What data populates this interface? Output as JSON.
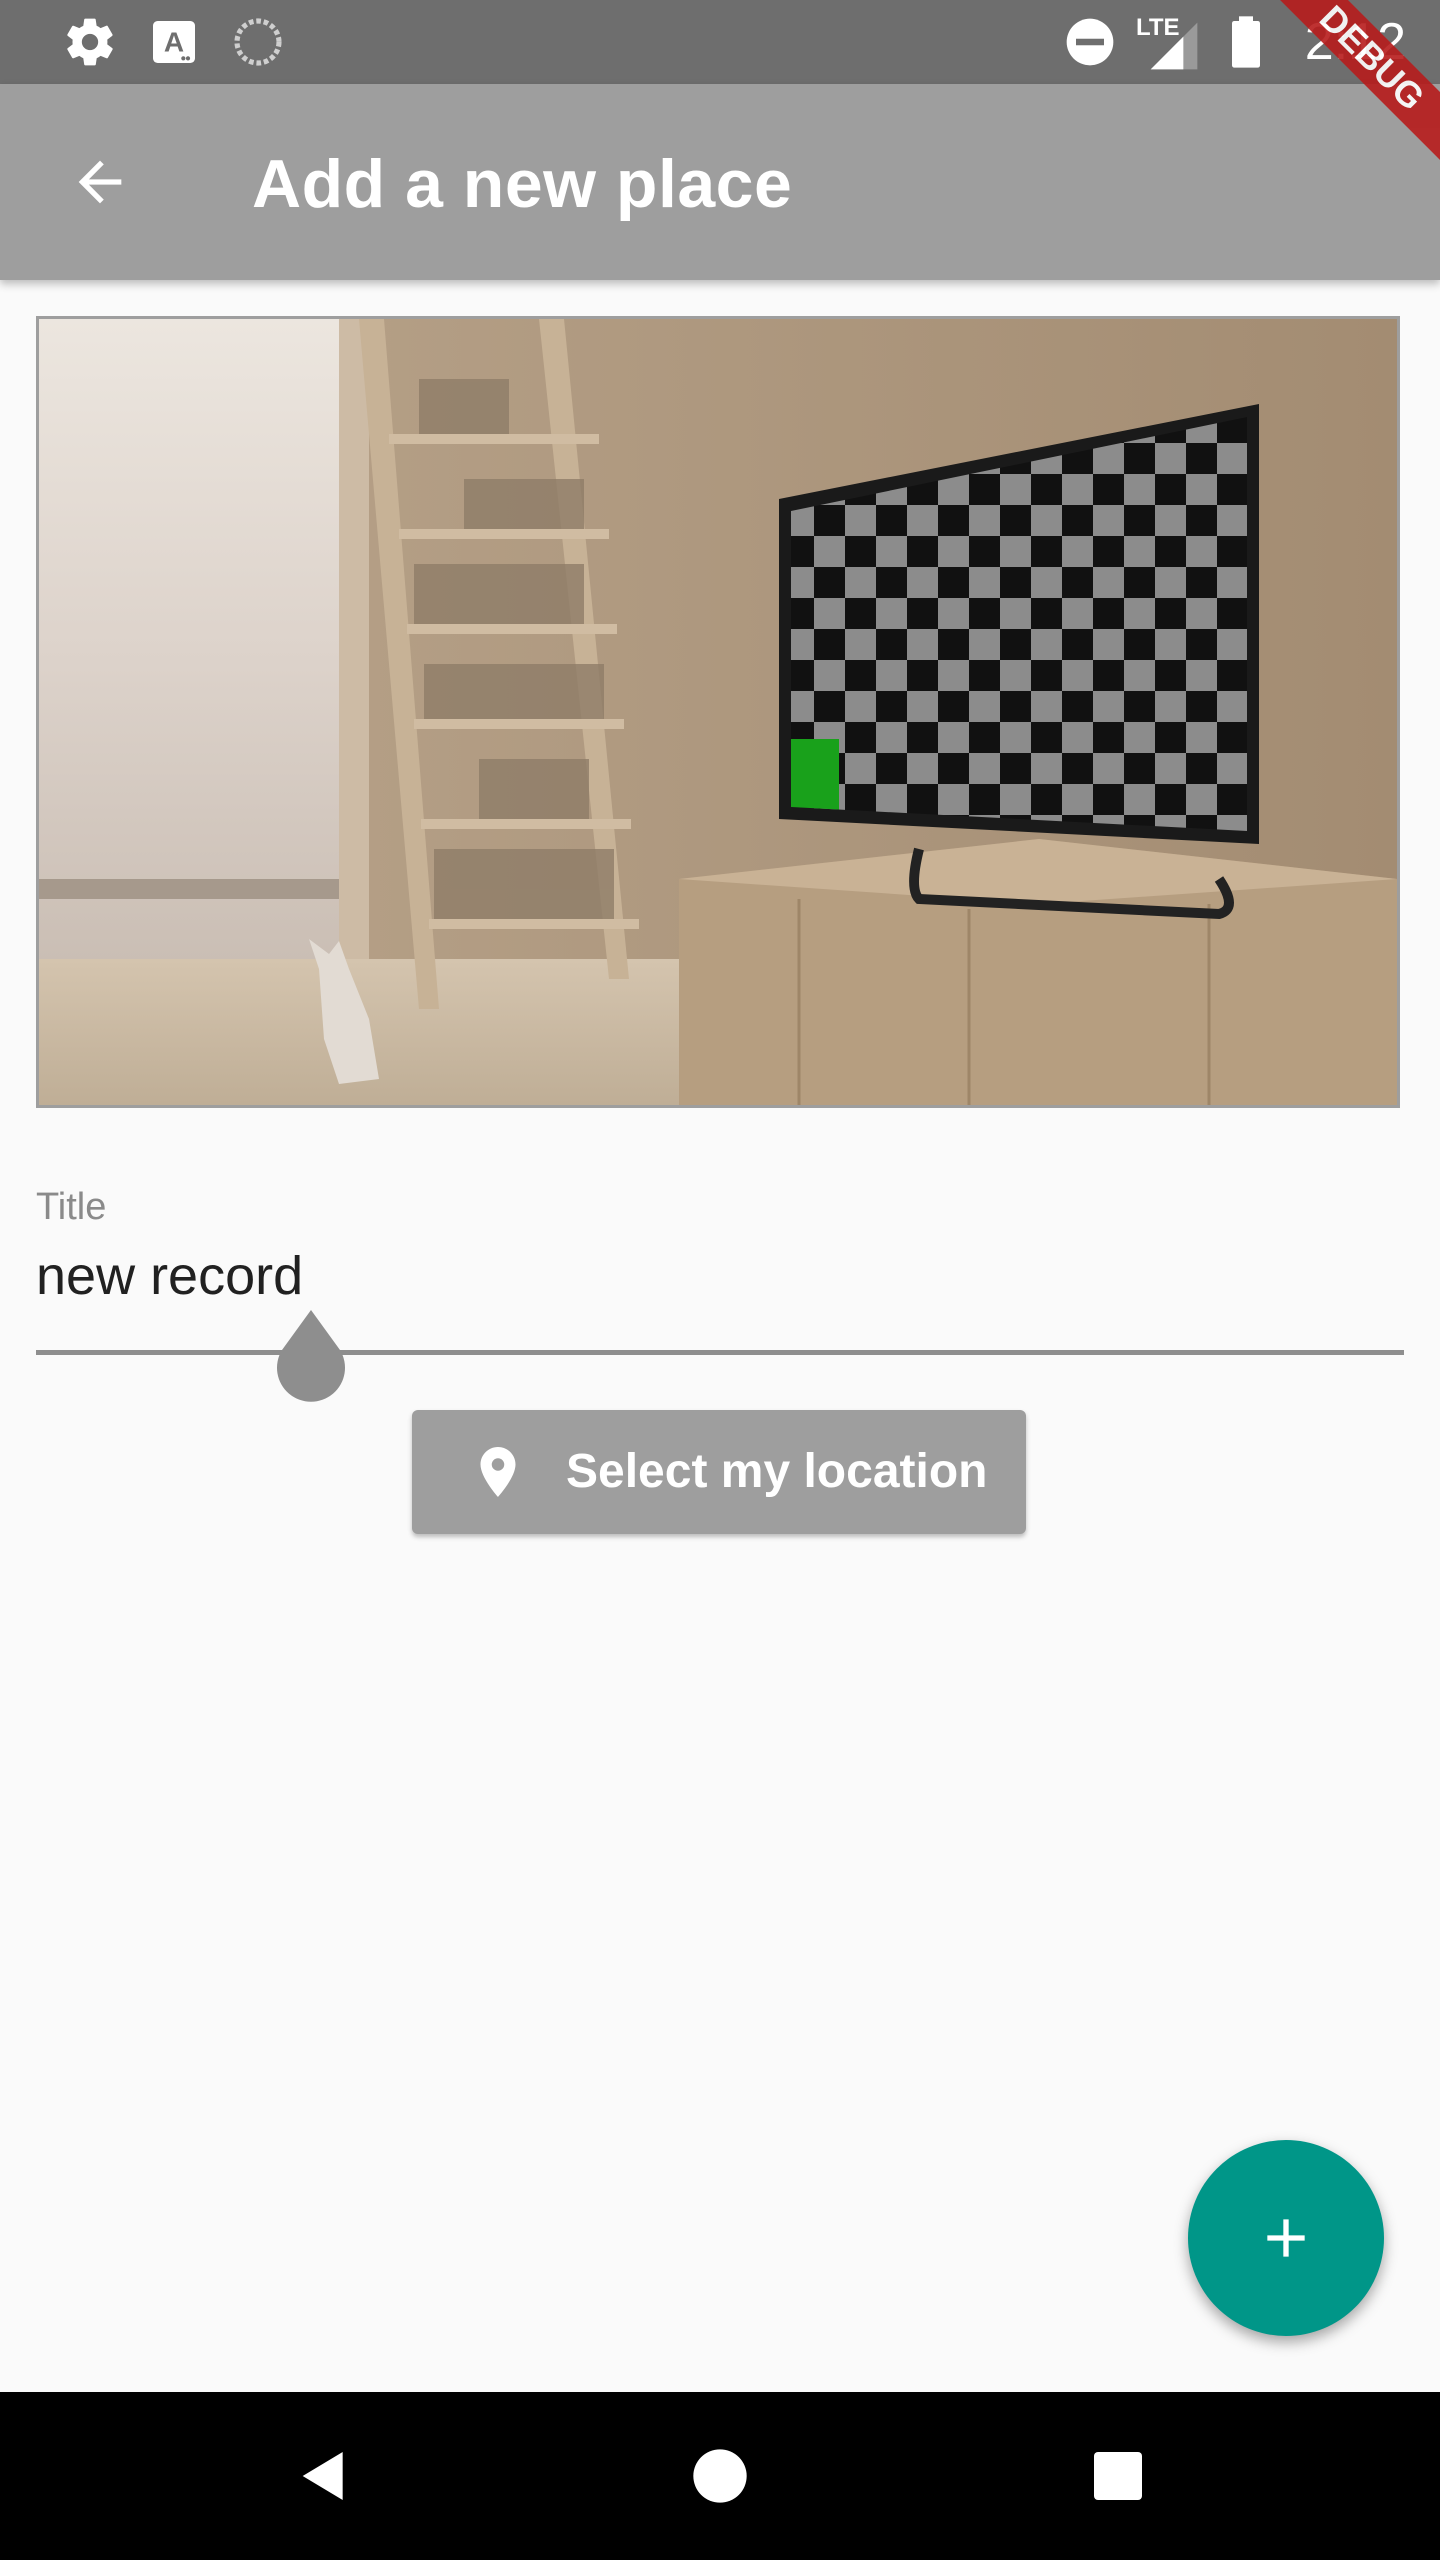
{
  "status_bar": {
    "time": "2:12",
    "network_label": "LTE",
    "icons": [
      "settings-icon",
      "accessibility-a-icon",
      "sync-icon",
      "do-not-disturb-icon",
      "signal-icon",
      "battery-icon"
    ]
  },
  "debug_banner": {
    "label": "DEBUG"
  },
  "app_bar": {
    "title": "Add a new place",
    "back_icon": "arrow-back-icon"
  },
  "image_preview": {
    "description_icon": "room-photo"
  },
  "title_field": {
    "label": "Title",
    "value": "new record"
  },
  "location_button": {
    "label": "Select my location",
    "icon": "location-pin-icon"
  },
  "fab": {
    "icon": "add-icon"
  },
  "nav_bar": {
    "icons": [
      "back-triangle-icon",
      "home-circle-icon",
      "recents-square-icon"
    ]
  },
  "colors": {
    "status_bar": "#6e6e6e",
    "app_bar": "#9e9e9e",
    "background": "#fafafa",
    "fab": "#009688",
    "debug": "#b71c1c"
  }
}
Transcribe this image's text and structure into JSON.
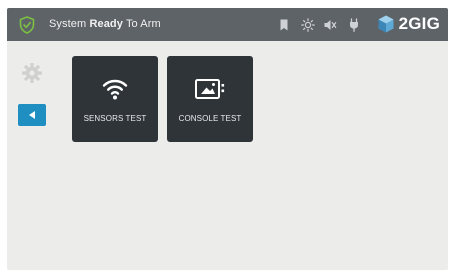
{
  "status_bar": {
    "status_prefix": "System",
    "status_strong": "Ready",
    "status_suffix": "To Arm",
    "brand_name": "2GIG",
    "icons": [
      "shield-check-icon",
      "bookmark-icon",
      "brightness-icon",
      "mute-icon",
      "power-plug-icon",
      "2gig-logo-icon"
    ]
  },
  "sidebar": {
    "icons": [
      "gear-icon",
      "back-arrow-icon"
    ]
  },
  "tiles": [
    {
      "label": "SENSORS TEST",
      "icon": "wifi-icon"
    },
    {
      "label": "CONSOLE TEST",
      "icon": "console-panel-icon"
    }
  ],
  "colors": {
    "status_bar": "#5e6368",
    "shield_accent": "#7cc142",
    "tile_background": "#2f3439",
    "back_button": "#1f8fc2",
    "screen_background": "#ececea"
  }
}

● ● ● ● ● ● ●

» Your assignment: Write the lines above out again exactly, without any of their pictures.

» Completed exercise:
What data populates this interface? Output as JSON.
{
  "status_bar": {
    "time": "2:12",
    "network_label": "LTE",
    "icons": [
      "settings-icon",
      "accessibility-a-icon",
      "sync-icon",
      "do-not-disturb-icon",
      "signal-icon",
      "battery-icon"
    ]
  },
  "debug_banner": {
    "label": "DEBUG"
  },
  "app_bar": {
    "title": "Add a new place",
    "back_icon": "arrow-back-icon"
  },
  "image_preview": {
    "description_icon": "room-photo"
  },
  "title_field": {
    "label": "Title",
    "value": "new record"
  },
  "location_button": {
    "label": "Select my location",
    "icon": "location-pin-icon"
  },
  "fab": {
    "icon": "add-icon"
  },
  "nav_bar": {
    "icons": [
      "back-triangle-icon",
      "home-circle-icon",
      "recents-square-icon"
    ]
  },
  "colors": {
    "status_bar": "#6e6e6e",
    "app_bar": "#9e9e9e",
    "background": "#fafafa",
    "fab": "#009688",
    "debug": "#b71c1c"
  }
}
Transcribe this image's text and structure into JSON.
{
  "status_bar": {
    "status_prefix": "System",
    "status_strong": "Ready",
    "status_suffix": "To Arm",
    "brand_name": "2GIG",
    "icons": [
      "shield-check-icon",
      "bookmark-icon",
      "brightness-icon",
      "mute-icon",
      "power-plug-icon",
      "2gig-logo-icon"
    ]
  },
  "sidebar": {
    "icons": [
      "gear-icon",
      "back-arrow-icon"
    ]
  },
  "tiles": [
    {
      "label": "SENSORS TEST",
      "icon": "wifi-icon"
    },
    {
      "label": "CONSOLE TEST",
      "icon": "console-panel-icon"
    }
  ],
  "colors": {
    "status_bar": "#5e6368",
    "shield_accent": "#7cc142",
    "tile_background": "#2f3439",
    "back_button": "#1f8fc2",
    "screen_background": "#ececea"
  }
}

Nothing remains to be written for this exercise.